In the old movie "District 13" dystopian Paris was divided into isolated blocks with huge walls. Each quarter had its own course of life which was totally different from neighboring. In some way it reminds the current state of things in the blockchain industry: there are a lot of networks, each of them, like Ethereum, Solana, and Cardano could have different protocols, qualities, and dApps.
But each blockchain could have its own advantages which users of other blockchains would like to try to. So, there is a fast-emerging need in transferring tokens and coins across various blockchains. For example, you plan to invest in a liquidity pool on a different blockchain, move assets from a sidechain to the mainnet, or transfer crypto to a friend/seller who uses a different network. How to do this?
Let's take a closer look at each method of token transfer.
The simplest method that comes into mind is to use a crypto exchange. But it really takes a lot of time and effort. For example, we want to exchange ETH for MATIC. For this you have to:
Atomic swaps help to quickly exchange two separate coins running on different blockchains. It applies time-locked smart contracts to allow users to exchange currencies straight from their crypto wallets.
How does it work? Let's put it very simply and imagine that Rick wants to exchange a pizza for a burger, and be 100% sure that there will be no fraud. For this, he puts the pizza into transparent box A, and his friend Morty, who finally has agreed to share food, puts the burger into transparent box B. Both boxes are locked with the same cipher, issued by Rick. If he uses the cipher, it will become known to Morty.
The exchange has happened, each party has the needed box and can ensure that there is the food they expected. After that Rick uses his cipher to open box B, which automatically provides Morty the code to open his box A and enjoy the pizza.

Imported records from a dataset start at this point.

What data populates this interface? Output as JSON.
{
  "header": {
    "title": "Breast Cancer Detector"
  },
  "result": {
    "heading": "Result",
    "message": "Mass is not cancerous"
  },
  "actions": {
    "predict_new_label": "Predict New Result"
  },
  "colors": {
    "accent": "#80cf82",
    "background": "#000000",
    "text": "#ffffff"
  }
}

Of course, it's a very simplified explanation and the hard reality of atomic swaps is far more complicated (just kidding, atomic swaps make our life better). In the "blockchainian" language boxes are called HTLC – Hashed Timelock Contract, burgers and pizzas represent coins, and cipher is used for Preimage – the key that simultaneously unlocks the smart contract for both parties.
One of the main features of atomic swaps is that if one of the parties doesn't approve the transaction during a certain amount of time – the whole deal is canceled, so the risks are low. Actually, the term "atomic" is responsible for that – it means that the deal can be done only on defined terms or there is no deal at all. 0 or 1, nothing more.

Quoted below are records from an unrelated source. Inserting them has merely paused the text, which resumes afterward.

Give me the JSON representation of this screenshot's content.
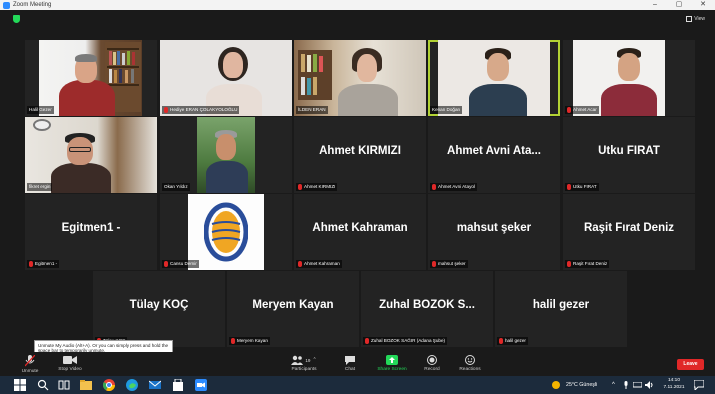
{
  "window": {
    "title": "Zoom Meeting",
    "minimize": "–",
    "restore": "▢",
    "close": "✕"
  },
  "topbar": {
    "view_label": "View"
  },
  "tiles": [
    {
      "id": "t1",
      "label": "Halil Gezer",
      "name": "",
      "muted": false,
      "video": true
    },
    {
      "id": "t2",
      "label": "Hediye ERAN ÇOLAKYOLOĞLU",
      "name": "",
      "muted": true,
      "video": true
    },
    {
      "id": "t3",
      "label": "İLDEN ERAN",
      "name": "",
      "muted": false,
      "video": true
    },
    {
      "id": "t4",
      "label": "Kenan Doğan",
      "name": "",
      "muted": false,
      "video": true,
      "active": true
    },
    {
      "id": "t5",
      "label": "Ahmet Acar",
      "name": "",
      "muted": true,
      "video": true
    },
    {
      "id": "t6",
      "label": "fikret ergin",
      "name": "",
      "muted": false,
      "video": true
    },
    {
      "id": "t7",
      "label": "Okan Yıldız",
      "name": "",
      "muted": false,
      "video": true
    },
    {
      "id": "t8",
      "label": "Ahmet KIRMIZI",
      "name": "Ahmet KIRMIZI",
      "muted": true,
      "video": false
    },
    {
      "id": "t9",
      "label": "Ahmet Avni Atayol",
      "name": "Ahmet Avni Ata...",
      "muted": true,
      "video": false
    },
    {
      "id": "t10",
      "label": "Utku FIRAT",
      "name": "Utku FIRAT",
      "muted": true,
      "video": false
    },
    {
      "id": "t11",
      "label": "Egitmen1 -",
      "name": "Egitmen1 -",
      "muted": true,
      "video": false
    },
    {
      "id": "t12",
      "label": "Cansu Demir",
      "name": "",
      "muted": true,
      "video": true
    },
    {
      "id": "t13",
      "label": "Ahmet Kahraman",
      "name": "Ahmet Kahraman",
      "muted": true,
      "video": false
    },
    {
      "id": "t14",
      "label": "mahsut şeker",
      "name": "mahsut şeker",
      "muted": true,
      "video": false
    },
    {
      "id": "t15",
      "label": "Raşit Fırat Deniz",
      "name": "Raşit Fırat Deniz",
      "muted": true,
      "video": false
    },
    {
      "id": "t16",
      "label": "Tülay KOÇ",
      "name": "Tülay KOÇ",
      "muted": true,
      "video": false
    },
    {
      "id": "t17",
      "label": "Meryem Kayan",
      "name": "Meryem Kayan",
      "muted": true,
      "video": false
    },
    {
      "id": "t18",
      "label": "Zuhal BOZOK SAĞIR (Adana Şube)",
      "name": "Zuhal BOZOK S...",
      "muted": true,
      "video": false
    },
    {
      "id": "t19",
      "label": "halil gezer",
      "name": "halil gezer",
      "muted": true,
      "video": false
    }
  ],
  "toolbar": {
    "unmute": "Unmute",
    "stop_video": "Stop Video",
    "participants": "Participants",
    "participants_count": "19",
    "chat": "Chat",
    "share_screen": "Share Screen",
    "record": "Record",
    "reactions": "Reactions",
    "leave": "Leave"
  },
  "tooltip": "Unmute My Audio (Alt+A). Or you can simply press and hold the space bar to temporarily unmute.",
  "taskbar": {
    "weather": "25°C Güneşli",
    "time": "14:10",
    "date": "7.11.2021"
  },
  "colors": {
    "active_speaker": "#b2d234",
    "leave": "#e02828",
    "share": "#23d959",
    "muted_mic": "#e02828"
  }
}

Smart contracts allow the creation of digital assets which price is pegged to the price of another asset: a cryptocurrency, stock, or US Dollar. So, you will not have the original asset itself, but an analog that has the same value. Such assets are called synthesized.

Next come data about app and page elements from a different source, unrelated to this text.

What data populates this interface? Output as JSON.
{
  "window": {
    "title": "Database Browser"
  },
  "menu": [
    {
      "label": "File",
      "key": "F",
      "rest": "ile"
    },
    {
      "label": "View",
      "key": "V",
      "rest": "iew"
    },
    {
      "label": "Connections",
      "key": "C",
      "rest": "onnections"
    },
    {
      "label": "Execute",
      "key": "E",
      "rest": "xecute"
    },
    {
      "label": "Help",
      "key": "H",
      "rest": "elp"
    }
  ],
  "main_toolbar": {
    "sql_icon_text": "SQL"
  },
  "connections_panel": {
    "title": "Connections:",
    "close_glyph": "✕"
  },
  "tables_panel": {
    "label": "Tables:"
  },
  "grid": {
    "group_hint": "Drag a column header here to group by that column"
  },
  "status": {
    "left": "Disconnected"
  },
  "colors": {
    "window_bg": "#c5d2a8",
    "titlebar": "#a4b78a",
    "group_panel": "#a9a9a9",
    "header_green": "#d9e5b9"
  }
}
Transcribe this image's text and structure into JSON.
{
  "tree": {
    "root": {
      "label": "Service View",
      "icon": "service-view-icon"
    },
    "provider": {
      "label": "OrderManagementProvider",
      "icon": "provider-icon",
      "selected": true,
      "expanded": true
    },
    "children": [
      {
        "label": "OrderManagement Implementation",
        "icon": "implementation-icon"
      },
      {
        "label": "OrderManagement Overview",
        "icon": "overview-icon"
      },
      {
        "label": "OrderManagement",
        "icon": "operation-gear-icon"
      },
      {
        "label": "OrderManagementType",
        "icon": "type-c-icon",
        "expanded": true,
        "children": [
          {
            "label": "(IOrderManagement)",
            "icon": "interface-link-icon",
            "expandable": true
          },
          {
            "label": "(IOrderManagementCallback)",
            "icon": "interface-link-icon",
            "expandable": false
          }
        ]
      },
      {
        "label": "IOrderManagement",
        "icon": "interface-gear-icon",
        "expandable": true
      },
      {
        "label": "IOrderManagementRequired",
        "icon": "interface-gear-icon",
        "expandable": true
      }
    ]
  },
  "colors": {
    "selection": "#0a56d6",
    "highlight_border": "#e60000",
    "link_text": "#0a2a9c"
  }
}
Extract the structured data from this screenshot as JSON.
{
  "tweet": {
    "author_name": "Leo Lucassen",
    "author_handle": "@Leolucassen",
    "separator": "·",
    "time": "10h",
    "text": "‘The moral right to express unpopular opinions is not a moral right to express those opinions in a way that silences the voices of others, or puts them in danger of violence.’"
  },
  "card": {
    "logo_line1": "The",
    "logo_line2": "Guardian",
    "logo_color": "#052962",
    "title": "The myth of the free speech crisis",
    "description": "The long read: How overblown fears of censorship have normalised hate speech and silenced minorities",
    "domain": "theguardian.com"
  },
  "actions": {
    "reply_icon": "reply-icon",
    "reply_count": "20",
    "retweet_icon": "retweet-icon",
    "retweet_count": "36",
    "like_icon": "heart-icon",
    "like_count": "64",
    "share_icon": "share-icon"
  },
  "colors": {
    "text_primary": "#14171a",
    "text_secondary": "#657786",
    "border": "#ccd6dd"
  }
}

In terms of transferring tokens, synthetic assets allow buying the representation of the native token of blockchain A on blockchain B, and its price will be the same as the original one. For example, you want to "transfer" Solana tokens to Ethereum. For this, you use a derivatives liquidity protocol to issue a synthesized SOL token on the Ethereum blockchain. The price of this token is tied to the price of SOL, but it could be freely used in the ERC-20 network.
If we use a metaphor from fantasy fiction, the blockchain bridge is kind of a portal between parallel worlds. It allows you to easily transfer tokens, coins, and NFTs from one blockchain to another. Both can have different rules, governance models, and protocols, but the bridge provides a dependable way for interoperation.
For now, the blockchain bridge is the best way found to solve the issue of interoperability between blockchains. It allows to seamlessly transfer tokens from one blockchain to another and make use of dApps hosted on other networks. Imagine that you have ETH, but you want to invest it into a new and very profitable DeFi service on Solana. You can't interact with Solana dApps using Ethereum tokens, but token bridges solve this problem.
In short, blockchain bridges allow users to access the benefits of other blockchains without sacrificing the advantages of the host chain.
How do blockchain bridges work? Actually, the assets are not transferred from blockchain "A" to blockchain "B", as you could think. Instead, it uses the "lock and mint" process. The bridge locks the assets in a smart contract on blockchain A and mints an equal amount of assets on blockchain B. When the user wants to redeem the tokens, the same amount of them are burned on blockchain B and the original tokens are unlocked. It prevents the assets from using on both chains at the same time.
Another way that a token can be transferred via the token bridge is by using liquidity pools.
It could sound a bit complicated, but from a user's point of view, it's very simple. For example, Allbridge.io helps to transfer both native and wrapped tokens just in a few minutes:
Surely, everybody will choose his or her own way, depending on goals, time, and budget. However, the most accessible and modern way is to use our blockchain bridge. It combines the best from the transfer methods we mentioned above and allows you to access the advantages of other blockchains in a few clicks.